Excerpts from an interface dataset:
"""
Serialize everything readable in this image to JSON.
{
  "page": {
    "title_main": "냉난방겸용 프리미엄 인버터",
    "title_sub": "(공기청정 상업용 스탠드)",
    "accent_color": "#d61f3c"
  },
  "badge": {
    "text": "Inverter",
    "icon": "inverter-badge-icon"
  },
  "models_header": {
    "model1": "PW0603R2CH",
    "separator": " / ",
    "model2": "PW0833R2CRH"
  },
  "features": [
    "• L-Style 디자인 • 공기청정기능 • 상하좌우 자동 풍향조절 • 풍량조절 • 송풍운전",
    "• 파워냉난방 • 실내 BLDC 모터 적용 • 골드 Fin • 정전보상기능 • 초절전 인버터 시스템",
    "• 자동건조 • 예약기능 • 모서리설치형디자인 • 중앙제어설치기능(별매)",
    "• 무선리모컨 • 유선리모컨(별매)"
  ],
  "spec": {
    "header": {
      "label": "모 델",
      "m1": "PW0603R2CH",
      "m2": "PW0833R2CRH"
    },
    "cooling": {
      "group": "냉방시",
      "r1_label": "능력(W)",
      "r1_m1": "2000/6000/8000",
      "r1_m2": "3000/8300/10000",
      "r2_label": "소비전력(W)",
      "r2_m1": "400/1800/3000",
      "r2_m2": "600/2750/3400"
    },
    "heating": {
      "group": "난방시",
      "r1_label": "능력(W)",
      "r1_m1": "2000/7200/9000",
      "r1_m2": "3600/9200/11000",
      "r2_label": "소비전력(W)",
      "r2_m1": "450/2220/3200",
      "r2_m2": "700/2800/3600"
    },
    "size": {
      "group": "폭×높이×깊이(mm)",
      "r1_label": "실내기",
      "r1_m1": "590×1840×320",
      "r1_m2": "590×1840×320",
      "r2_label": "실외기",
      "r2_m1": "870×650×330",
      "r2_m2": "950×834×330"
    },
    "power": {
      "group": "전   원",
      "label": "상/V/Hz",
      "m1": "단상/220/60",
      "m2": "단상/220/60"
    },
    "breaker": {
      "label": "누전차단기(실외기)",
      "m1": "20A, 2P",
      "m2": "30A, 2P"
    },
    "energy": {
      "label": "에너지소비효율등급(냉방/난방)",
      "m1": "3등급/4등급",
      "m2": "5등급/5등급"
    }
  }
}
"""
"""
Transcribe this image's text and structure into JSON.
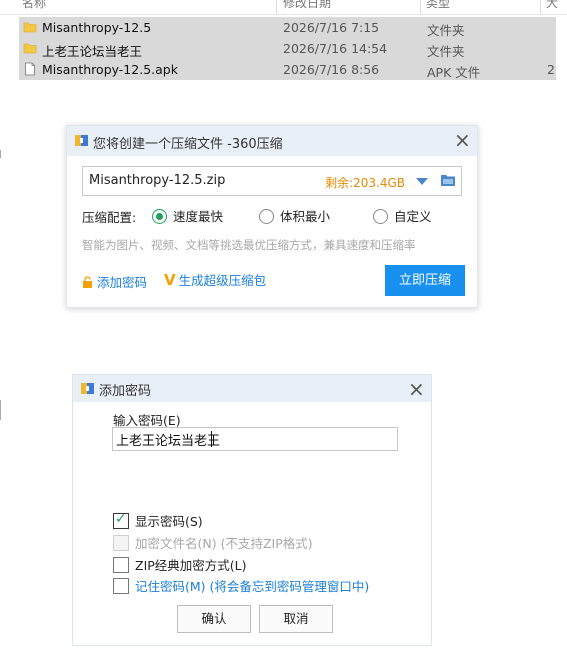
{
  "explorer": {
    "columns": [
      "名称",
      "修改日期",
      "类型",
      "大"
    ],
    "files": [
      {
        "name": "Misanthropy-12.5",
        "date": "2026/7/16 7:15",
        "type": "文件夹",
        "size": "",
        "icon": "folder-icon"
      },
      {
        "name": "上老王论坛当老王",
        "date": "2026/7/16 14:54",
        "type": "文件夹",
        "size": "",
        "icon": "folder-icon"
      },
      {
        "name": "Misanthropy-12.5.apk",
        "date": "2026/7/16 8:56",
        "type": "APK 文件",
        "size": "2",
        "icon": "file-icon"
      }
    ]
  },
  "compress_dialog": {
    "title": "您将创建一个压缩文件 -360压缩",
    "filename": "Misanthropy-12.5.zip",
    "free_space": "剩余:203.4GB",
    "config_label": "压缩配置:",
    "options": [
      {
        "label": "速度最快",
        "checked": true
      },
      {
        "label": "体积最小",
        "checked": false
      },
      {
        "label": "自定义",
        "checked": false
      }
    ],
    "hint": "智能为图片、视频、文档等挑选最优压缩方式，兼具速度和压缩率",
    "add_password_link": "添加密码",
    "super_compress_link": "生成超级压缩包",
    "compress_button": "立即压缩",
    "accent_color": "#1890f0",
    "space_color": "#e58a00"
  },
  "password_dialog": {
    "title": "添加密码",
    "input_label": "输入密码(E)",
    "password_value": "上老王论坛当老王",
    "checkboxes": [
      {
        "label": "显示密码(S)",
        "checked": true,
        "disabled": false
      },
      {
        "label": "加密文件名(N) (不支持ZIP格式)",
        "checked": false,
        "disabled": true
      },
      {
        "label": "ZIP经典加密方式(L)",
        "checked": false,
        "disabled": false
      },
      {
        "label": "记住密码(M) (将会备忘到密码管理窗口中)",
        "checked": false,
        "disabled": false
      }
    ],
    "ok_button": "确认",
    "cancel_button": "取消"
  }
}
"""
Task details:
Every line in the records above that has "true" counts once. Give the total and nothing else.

Completed exercise:
3